After years of caveats and months of campaigning the British people voted to leave the European Union. This represents an unprecedented move in the history, even though the relationship between the two has always been difficult.
The expectations were high on both sides – Remain or Leave - and during the vote's counting Nigel Farage's UKIP leader has even said the Remain camp had edged it. After all the votes were assembled, the Leave counted approximately 52% of the electorate's vote against 48% for the Remain side.
The outcome of the EU referendum came as a shock for many British – even the ones who voted Brexit. While this may be ridiculously confusing, we have come to understanding how uninformed the British people were about the significance of the referendum itself, let alone the consequences of what a leave vote could bring about. According to Google Trends, one day after the EU Referendum, the top questions registered in the UK were “What does it mean to leave the EU?”, “What is the EU?”, and “Which countries are in the EU?”. This displays an enormous lack of sensitivity to such an important political decision.
Who voted to Leave?
However, when dissecting the electorate of this plebiscite, we come to the conclusion that the vote to leave was mainly supported by the elderly sector of the population. The faction that is not paying taxes any longer and living off on guaranteed pensions. The majority of the youth voted to Remain and are now in shock and apprehension towards the future.
Many leave voters have admitted had never believed the UK would actually leave the EU, others regretted their vote. In the meantime, an online petition in the UK – with nearly 4 million signatures - is calling on a new referendum but constitutional experts consider it very unlikely. Life might become a bit more bureaucratic for all the EU citizens living in the UK as well as for British living in the EU.
In any case, both campaigns were not informative rather a propaganda machine to support the credos of each side. Even if that implied lying, this was the case of the Leave side, supported by Nigel Farage. Apparently, one day after the referendum, the £350 million which used to be sent to the EU and were intended to go to the NHS, was a "misunderstanding". Probably one of the most captivating arguments of the Leave campaign was a big and despising lie.
Overall, it was a sad day for the European Union. British citizens living in Brussels and elsewhere are devastated by this outcome. European Commission's and European Parliament's presidents Juncker and Schulz are incredibly irritated with the aftermath of the referendum.
EU leaders are now pressing for the UK to call on the article 50 of the Lisbon treaty, founding the legal principles how a Member State leaves the Union. However, the UK is delaying the official call on article 50 and Europe is getting anxious and afraid of the enthusiasm of extremist parties in the EU with the same convictions as UKIP and Front National.
Media on Brexit
Due to the enormous consequences of this political decision, Brexit made the front cover of each newspaper or magazine and every opening of breaking news across the globe. What has the media been saying?

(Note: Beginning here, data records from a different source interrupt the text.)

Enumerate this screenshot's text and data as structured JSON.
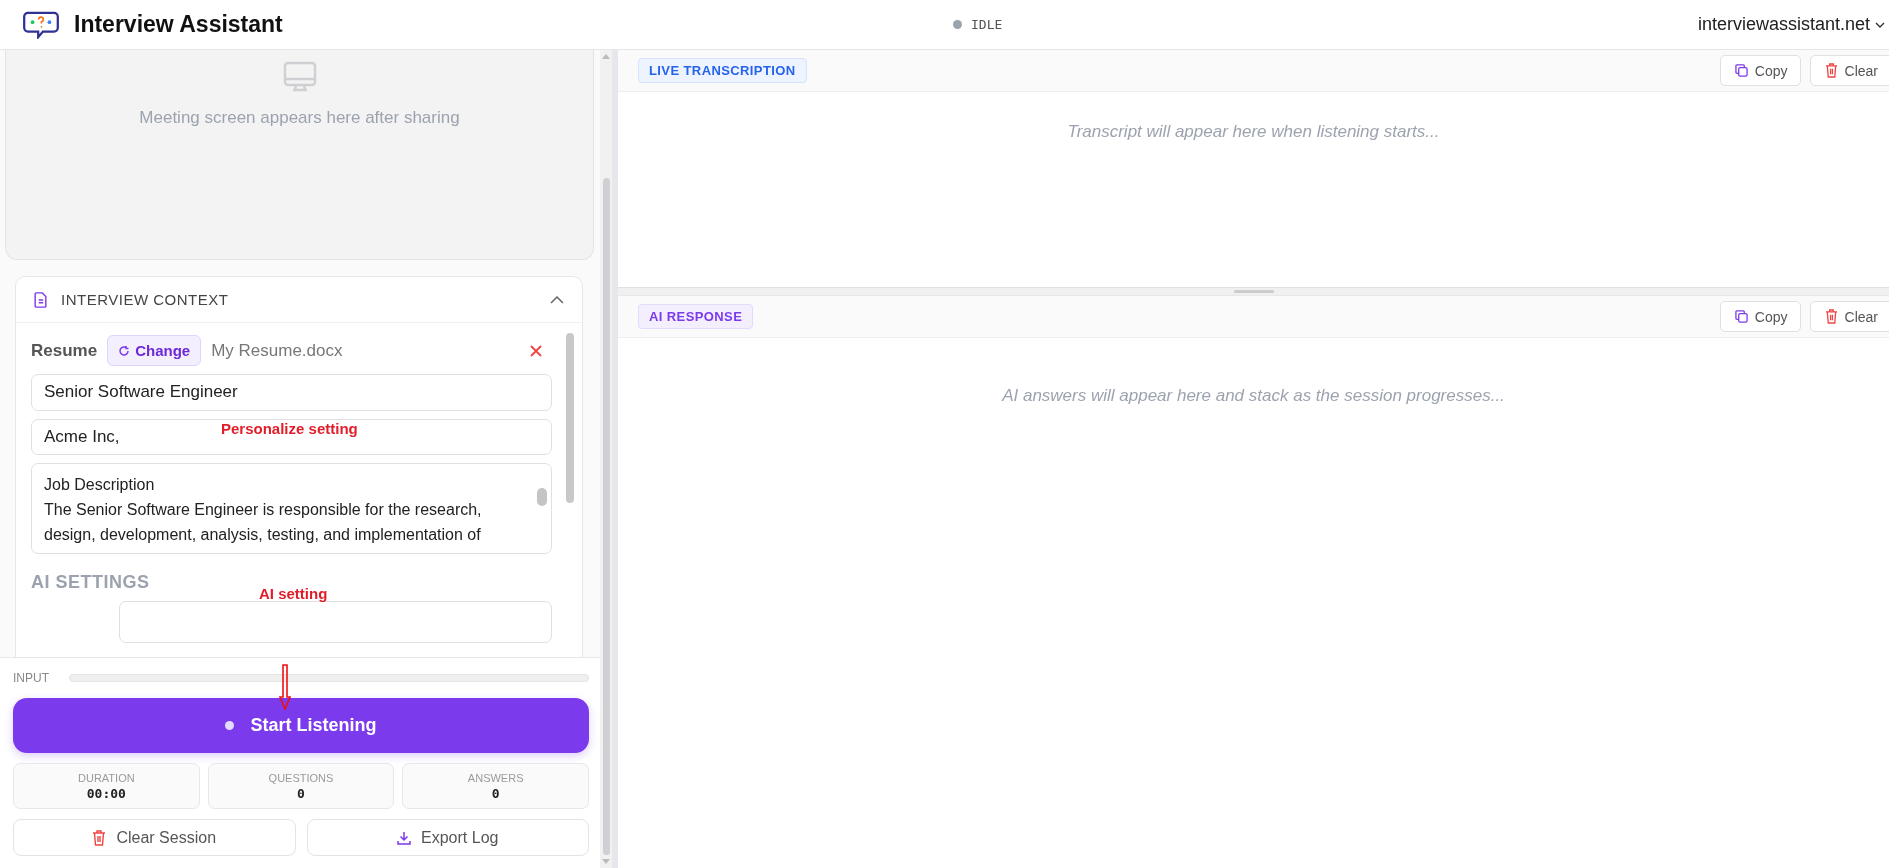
{
  "app": {
    "title": "Interview Assistant"
  },
  "status": {
    "label": "IDLE"
  },
  "account": {
    "domain": "interviewassistant.net"
  },
  "screen_preview": {
    "message": "Meeting screen appears here after sharing"
  },
  "interview_context": {
    "title": "INTERVIEW CONTEXT",
    "expanded": true,
    "resume_label": "Resume",
    "change_button": "Change",
    "resume_file": "My Resume.docx",
    "job_title": "Senior Software Engineer",
    "company": "Acme Inc,",
    "job_description": "Job Description\nThe Senior Software Engineer is responsible for the research, design, development, analysis, testing, and implementation of",
    "ai_settings_title": "AI SETTINGS"
  },
  "annotations": [
    {
      "text": "Personalize setting"
    },
    {
      "text": "AI setting"
    }
  ],
  "input_meter": {
    "label": "INPUT",
    "level": 0
  },
  "listen_button": "Start Listening",
  "stats": [
    {
      "label": "DURATION",
      "value": "00:00"
    },
    {
      "label": "QUESTIONS",
      "value": "0"
    },
    {
      "label": "ANSWERS",
      "value": "0"
    }
  ],
  "actions": [
    {
      "kind": "clear",
      "label": "Clear Session"
    },
    {
      "kind": "export",
      "label": "Export Log"
    }
  ],
  "panels": [
    {
      "kind": "transcription",
      "title": "LIVE TRANSCRIPTION",
      "placeholder": "Transcript will appear here when listening starts...",
      "buttons": [
        {
          "kind": "copy",
          "label": "Copy"
        },
        {
          "kind": "clear",
          "label": "Clear"
        }
      ]
    },
    {
      "kind": "response",
      "title": "AI RESPONSE",
      "placeholder": "AI answers will appear here and stack as the session progresses...",
      "buttons": [
        {
          "kind": "copy",
          "label": "Copy"
        },
        {
          "kind": "clear",
          "label": "Clear"
        }
      ]
    }
  ]
}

For example, The Financial Times expectedly focused on the economic and financial impact of Brexit asking "What will Brexit mean for the city of London?". POLITICO accused British voters of “unleashing an economic and political tsunami” and added that it’s going towards the US, where GOP candidate to the White House Donald Trump, praised the Brexit’s aftermath. The Canadian based Global Research focused on the social triggers of this political decision taken by the British people writing that "The UK’s ‘Brexit’ Vote Is Actually a Referendum on Xenophobia".

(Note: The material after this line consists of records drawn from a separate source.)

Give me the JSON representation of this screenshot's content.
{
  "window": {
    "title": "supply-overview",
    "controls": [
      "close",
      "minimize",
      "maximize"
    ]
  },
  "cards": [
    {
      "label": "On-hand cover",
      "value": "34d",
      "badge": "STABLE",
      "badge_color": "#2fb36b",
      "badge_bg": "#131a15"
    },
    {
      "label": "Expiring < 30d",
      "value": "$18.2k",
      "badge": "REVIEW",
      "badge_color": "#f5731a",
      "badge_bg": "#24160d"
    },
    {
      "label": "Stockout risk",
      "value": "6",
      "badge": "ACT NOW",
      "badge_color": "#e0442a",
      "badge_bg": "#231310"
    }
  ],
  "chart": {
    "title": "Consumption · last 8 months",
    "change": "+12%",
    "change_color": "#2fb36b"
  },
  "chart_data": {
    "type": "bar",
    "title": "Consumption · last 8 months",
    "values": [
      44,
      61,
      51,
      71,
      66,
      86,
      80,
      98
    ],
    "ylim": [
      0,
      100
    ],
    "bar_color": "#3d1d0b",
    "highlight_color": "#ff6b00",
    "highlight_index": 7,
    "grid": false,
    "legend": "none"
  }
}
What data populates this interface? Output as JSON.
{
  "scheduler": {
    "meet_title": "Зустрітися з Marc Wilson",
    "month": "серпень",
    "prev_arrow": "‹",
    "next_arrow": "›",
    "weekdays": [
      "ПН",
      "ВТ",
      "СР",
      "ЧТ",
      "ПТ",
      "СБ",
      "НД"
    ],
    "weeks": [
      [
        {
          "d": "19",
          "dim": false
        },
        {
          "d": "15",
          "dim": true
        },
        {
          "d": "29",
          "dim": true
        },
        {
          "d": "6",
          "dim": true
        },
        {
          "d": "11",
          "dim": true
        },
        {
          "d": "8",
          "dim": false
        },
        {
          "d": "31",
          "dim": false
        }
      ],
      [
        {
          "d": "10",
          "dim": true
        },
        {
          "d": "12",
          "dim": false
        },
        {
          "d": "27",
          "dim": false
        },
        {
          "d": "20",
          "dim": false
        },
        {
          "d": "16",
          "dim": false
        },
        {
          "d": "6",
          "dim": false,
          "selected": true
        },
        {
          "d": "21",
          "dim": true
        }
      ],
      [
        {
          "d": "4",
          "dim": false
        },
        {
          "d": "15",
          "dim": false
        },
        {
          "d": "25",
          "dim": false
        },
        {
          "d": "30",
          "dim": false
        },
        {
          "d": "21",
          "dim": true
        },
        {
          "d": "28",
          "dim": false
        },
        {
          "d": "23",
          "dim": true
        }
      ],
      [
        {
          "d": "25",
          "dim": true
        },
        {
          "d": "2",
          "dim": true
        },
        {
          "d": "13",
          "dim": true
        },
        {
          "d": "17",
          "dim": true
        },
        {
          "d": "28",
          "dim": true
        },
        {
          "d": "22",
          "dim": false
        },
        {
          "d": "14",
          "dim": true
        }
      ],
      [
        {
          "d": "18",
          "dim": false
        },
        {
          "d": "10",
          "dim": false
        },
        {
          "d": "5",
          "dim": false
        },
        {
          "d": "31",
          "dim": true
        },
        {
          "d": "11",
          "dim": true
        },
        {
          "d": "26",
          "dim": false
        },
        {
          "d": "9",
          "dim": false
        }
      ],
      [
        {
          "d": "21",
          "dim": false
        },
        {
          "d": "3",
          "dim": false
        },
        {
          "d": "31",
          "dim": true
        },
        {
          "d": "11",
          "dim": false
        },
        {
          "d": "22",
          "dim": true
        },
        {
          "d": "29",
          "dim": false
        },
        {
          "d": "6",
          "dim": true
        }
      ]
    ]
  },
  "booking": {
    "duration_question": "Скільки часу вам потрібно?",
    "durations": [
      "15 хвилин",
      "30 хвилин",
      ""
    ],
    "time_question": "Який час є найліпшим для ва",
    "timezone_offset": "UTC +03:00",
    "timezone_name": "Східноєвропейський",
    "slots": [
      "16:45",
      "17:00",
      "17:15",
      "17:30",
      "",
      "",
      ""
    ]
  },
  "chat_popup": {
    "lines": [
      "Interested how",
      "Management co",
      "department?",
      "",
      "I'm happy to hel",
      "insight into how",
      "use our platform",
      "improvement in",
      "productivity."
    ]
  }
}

Given the Brexit outcome, the UK must now reorganise its grounds. David Cameron has already announced its resignation, though by October, and the most likely future PM will be Boris Johnson. A series of resignations were presented to Labour leader Jeremy Corbyn, who is struggling to keep the party alive and united. The political turmoil must be replaced by an orderly restructuration of both Conservative and Labour parties.
After stability is settled, focus should be put on the NHS and on the British social security system. Moreover, the UK must fortifies its ties with future strategic international players and reinforce trade agreements with its counterparts. When debating a Brexit case scenario, many analysts were considering several approaches such as the Swiss or the Norwegian model, both wealthy non-EU countries with trade agreements with the EU and the rest of the world.
Nevertheless, each case is a single case and even if the UK tries a transition – which might well be successful – the first stages of experiment and implementation will be harsh.